Data records for software interfaces
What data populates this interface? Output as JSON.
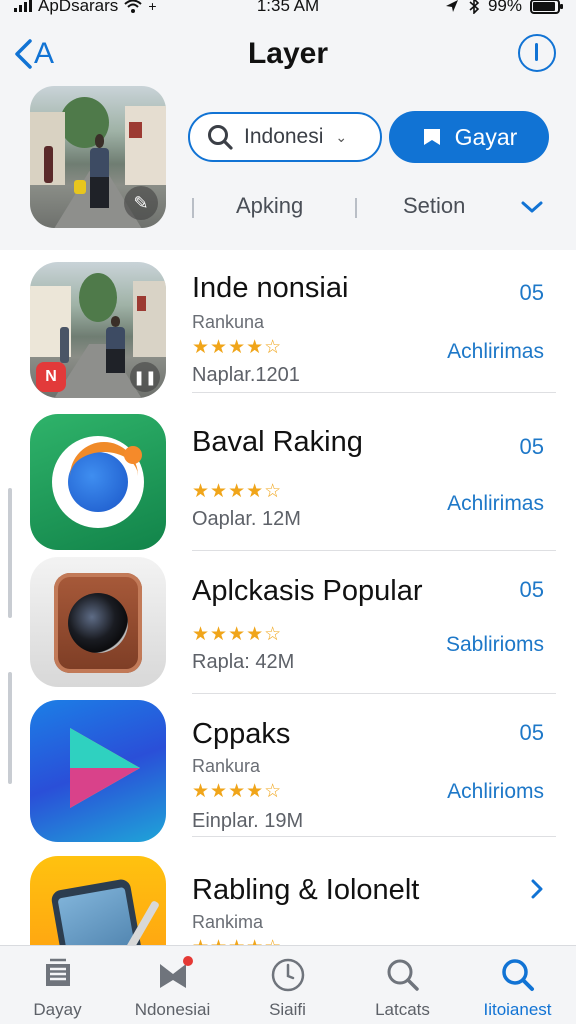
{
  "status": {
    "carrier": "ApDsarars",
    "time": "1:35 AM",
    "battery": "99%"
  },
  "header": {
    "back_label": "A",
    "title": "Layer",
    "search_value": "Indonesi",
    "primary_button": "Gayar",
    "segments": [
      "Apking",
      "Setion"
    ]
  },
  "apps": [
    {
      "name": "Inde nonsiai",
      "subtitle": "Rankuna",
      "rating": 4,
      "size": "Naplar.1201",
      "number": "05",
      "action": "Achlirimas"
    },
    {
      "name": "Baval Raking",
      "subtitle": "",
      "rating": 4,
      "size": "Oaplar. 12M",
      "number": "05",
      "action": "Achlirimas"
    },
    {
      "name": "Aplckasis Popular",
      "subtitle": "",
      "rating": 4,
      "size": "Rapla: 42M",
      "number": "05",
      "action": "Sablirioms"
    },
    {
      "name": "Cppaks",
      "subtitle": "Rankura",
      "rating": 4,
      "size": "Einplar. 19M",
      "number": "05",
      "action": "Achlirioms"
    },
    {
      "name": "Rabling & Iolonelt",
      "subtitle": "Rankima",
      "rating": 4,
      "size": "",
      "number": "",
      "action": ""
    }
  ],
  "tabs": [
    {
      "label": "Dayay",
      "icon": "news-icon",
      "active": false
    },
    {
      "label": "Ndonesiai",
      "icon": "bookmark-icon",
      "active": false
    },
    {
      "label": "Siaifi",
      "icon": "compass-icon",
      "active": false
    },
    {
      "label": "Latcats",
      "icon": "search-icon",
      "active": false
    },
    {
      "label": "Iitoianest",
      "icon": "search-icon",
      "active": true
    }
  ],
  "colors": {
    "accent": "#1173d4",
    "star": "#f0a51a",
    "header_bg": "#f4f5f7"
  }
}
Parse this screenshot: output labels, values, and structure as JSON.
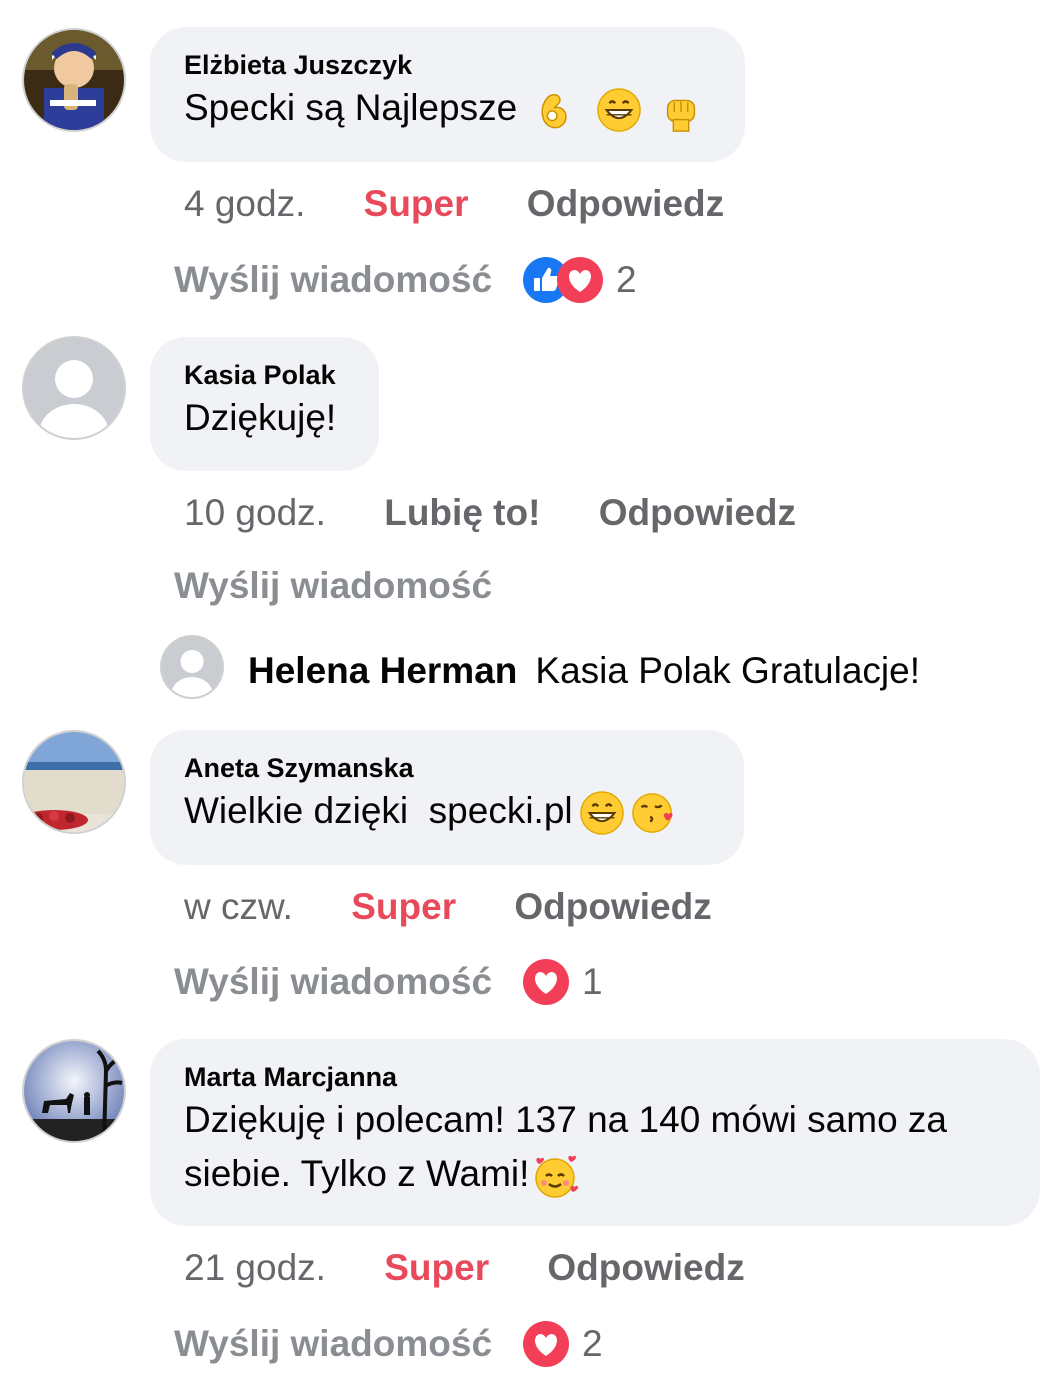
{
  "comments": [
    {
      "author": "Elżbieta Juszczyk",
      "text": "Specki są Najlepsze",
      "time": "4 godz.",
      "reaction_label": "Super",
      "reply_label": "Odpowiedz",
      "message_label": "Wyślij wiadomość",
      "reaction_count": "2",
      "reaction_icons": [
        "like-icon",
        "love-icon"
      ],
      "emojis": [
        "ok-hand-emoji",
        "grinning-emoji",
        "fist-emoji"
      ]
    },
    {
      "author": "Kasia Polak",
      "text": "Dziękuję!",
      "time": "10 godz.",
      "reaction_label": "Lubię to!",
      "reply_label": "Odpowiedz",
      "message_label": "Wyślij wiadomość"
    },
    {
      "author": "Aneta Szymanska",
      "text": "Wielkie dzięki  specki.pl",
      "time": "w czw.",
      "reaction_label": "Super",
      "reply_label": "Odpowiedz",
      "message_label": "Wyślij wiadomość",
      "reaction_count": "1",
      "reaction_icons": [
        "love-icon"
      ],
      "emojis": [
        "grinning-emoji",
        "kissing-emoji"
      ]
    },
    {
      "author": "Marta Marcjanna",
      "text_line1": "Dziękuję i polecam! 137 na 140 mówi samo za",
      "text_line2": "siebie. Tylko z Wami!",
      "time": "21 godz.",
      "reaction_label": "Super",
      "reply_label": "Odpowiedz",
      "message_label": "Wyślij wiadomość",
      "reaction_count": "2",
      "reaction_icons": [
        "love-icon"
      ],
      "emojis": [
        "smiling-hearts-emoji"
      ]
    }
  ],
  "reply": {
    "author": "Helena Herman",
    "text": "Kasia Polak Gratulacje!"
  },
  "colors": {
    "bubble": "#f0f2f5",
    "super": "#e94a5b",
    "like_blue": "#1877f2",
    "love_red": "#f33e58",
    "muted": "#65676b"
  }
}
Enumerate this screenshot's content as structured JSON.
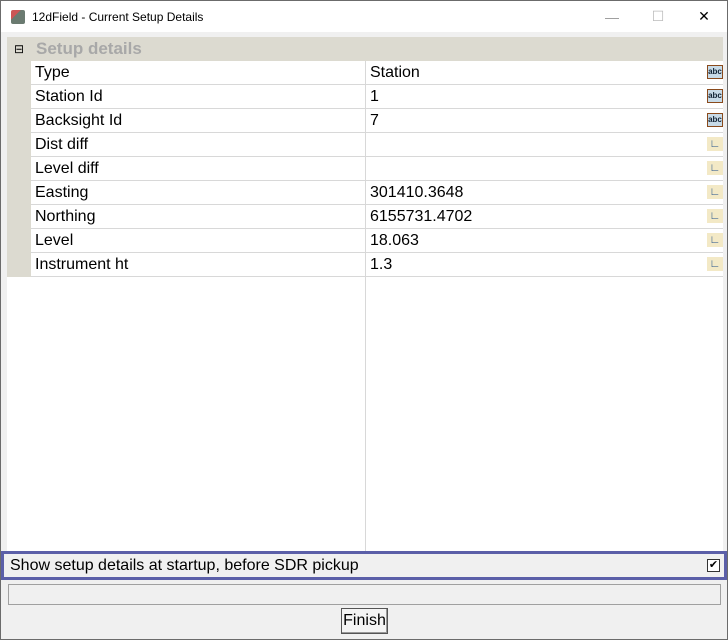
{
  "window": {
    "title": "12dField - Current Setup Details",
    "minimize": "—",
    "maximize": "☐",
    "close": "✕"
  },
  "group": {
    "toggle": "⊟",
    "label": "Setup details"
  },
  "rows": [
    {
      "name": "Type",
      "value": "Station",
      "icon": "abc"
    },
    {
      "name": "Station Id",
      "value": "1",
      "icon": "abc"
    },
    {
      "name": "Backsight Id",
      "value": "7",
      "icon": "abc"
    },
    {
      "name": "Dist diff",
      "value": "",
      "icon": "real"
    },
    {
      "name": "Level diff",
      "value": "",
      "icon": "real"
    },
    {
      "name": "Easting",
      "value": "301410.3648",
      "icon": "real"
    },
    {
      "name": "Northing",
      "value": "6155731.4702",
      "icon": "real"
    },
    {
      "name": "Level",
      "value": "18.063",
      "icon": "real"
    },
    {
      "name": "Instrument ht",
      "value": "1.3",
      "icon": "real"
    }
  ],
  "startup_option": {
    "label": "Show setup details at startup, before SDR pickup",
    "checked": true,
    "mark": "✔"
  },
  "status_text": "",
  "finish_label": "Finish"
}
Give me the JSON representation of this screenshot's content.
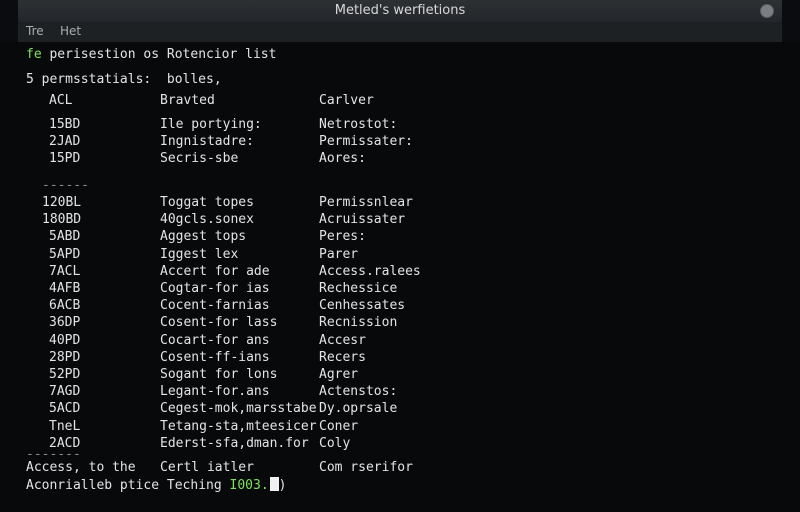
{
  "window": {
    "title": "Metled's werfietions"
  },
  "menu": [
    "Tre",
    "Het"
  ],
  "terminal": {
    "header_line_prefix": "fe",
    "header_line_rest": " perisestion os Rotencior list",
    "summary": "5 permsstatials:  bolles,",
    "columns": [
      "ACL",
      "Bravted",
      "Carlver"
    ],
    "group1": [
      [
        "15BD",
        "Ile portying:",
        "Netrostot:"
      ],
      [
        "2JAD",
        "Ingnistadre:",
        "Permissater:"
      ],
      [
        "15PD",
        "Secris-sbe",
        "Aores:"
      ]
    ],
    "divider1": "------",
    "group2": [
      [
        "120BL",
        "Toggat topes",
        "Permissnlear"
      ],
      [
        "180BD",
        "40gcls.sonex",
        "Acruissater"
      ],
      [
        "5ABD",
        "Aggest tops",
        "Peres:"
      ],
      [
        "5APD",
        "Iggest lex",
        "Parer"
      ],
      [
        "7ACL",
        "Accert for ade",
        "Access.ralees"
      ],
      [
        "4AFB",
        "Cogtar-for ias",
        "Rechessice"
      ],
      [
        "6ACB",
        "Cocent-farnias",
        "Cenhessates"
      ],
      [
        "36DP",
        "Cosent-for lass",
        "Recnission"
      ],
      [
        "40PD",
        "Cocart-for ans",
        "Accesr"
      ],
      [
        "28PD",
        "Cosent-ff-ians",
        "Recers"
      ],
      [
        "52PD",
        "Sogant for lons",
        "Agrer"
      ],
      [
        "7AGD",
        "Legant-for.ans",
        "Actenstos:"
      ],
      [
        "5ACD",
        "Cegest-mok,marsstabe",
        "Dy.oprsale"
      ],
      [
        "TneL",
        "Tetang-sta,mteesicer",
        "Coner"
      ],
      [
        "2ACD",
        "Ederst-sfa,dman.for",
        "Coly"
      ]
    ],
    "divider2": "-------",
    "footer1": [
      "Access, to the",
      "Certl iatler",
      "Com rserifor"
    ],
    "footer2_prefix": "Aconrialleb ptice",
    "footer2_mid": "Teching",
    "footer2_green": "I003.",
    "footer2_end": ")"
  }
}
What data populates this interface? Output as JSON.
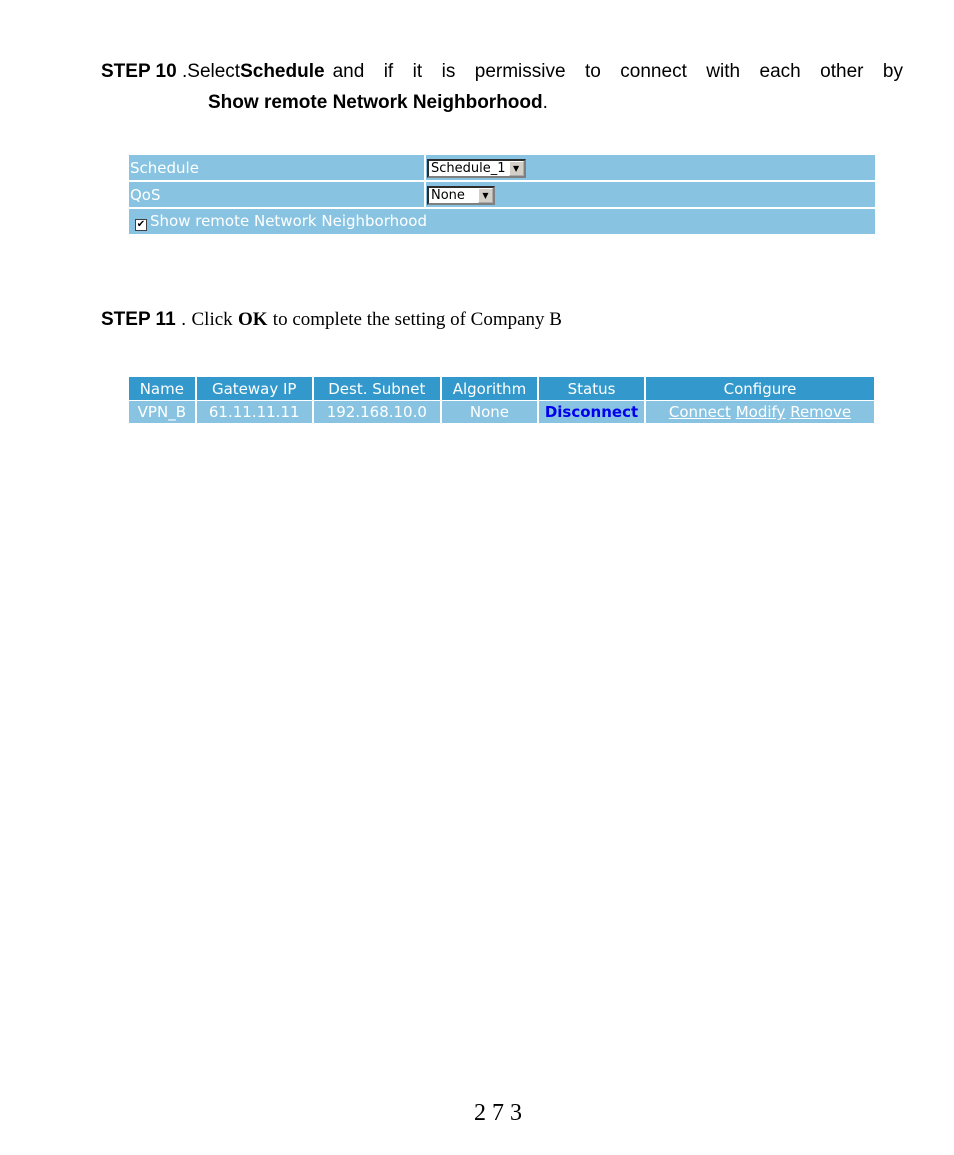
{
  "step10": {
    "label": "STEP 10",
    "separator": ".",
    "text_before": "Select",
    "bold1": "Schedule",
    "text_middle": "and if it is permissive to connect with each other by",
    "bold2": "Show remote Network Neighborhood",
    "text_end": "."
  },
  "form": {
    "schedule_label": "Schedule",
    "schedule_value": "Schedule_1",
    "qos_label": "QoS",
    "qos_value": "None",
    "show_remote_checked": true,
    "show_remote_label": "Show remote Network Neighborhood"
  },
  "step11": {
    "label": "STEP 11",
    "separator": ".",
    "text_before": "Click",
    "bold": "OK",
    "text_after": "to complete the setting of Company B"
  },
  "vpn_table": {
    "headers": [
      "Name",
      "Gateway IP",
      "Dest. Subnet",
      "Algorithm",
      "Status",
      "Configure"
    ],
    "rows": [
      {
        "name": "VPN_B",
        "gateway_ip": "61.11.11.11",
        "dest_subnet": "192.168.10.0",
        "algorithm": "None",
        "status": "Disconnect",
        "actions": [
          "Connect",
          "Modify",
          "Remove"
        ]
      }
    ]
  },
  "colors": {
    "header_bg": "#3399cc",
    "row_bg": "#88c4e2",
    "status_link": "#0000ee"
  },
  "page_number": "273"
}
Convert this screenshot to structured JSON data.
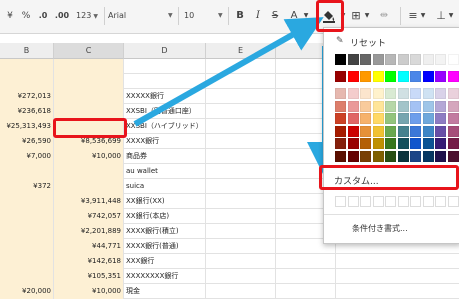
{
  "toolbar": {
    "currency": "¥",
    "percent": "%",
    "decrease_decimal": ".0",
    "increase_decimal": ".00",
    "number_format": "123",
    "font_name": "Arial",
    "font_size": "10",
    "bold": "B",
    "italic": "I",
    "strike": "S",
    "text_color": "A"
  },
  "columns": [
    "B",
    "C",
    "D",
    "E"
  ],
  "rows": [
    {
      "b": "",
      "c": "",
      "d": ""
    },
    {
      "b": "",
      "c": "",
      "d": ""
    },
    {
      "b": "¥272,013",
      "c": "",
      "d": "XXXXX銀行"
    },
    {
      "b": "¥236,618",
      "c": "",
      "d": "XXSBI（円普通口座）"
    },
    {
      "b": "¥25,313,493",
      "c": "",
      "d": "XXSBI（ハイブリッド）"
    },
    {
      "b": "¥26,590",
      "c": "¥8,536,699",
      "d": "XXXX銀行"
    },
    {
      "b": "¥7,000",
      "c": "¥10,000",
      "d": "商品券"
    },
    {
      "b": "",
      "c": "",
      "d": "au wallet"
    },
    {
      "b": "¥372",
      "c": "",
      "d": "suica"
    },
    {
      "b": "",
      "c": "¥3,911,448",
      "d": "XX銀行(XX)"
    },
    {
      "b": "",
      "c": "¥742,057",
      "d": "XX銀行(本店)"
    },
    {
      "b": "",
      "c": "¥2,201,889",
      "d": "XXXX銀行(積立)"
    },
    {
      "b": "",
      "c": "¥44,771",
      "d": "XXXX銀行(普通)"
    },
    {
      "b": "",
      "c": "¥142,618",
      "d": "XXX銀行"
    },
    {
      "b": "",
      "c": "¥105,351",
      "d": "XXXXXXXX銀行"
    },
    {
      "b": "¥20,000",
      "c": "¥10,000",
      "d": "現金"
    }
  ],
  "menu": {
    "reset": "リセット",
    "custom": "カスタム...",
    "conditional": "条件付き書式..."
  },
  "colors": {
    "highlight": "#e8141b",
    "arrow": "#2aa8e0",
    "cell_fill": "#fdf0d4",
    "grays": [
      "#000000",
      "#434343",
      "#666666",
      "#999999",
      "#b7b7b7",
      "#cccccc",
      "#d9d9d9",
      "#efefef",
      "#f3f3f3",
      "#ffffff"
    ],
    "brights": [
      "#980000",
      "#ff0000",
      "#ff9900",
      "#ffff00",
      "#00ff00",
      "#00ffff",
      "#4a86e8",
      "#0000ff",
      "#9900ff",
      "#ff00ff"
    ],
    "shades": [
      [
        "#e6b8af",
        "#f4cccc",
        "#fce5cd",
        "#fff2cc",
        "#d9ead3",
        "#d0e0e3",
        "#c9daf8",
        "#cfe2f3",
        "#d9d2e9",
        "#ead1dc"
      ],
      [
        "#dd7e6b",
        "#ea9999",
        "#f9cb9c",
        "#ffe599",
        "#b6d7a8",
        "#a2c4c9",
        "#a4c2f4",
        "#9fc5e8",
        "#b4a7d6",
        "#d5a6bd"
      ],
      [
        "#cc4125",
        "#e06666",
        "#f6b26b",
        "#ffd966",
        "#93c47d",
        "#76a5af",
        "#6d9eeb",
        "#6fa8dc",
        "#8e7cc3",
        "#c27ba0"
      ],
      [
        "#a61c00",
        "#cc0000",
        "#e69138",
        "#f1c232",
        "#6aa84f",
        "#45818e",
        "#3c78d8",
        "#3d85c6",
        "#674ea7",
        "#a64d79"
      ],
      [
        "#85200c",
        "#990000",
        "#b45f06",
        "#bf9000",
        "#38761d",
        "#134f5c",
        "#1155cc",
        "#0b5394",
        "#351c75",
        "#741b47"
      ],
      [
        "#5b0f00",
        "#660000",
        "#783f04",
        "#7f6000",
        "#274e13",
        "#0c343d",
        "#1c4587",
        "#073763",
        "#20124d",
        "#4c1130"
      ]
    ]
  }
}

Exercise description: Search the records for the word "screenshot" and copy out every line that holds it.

Response to this exercise:
Parse this screenshot: output labels, values, and structure as JSON.
Enumerate this screenshot's content as structured JSON.
Give me the JSON representation of this screenshot's content.
Convert this screenshot to structured JSON data.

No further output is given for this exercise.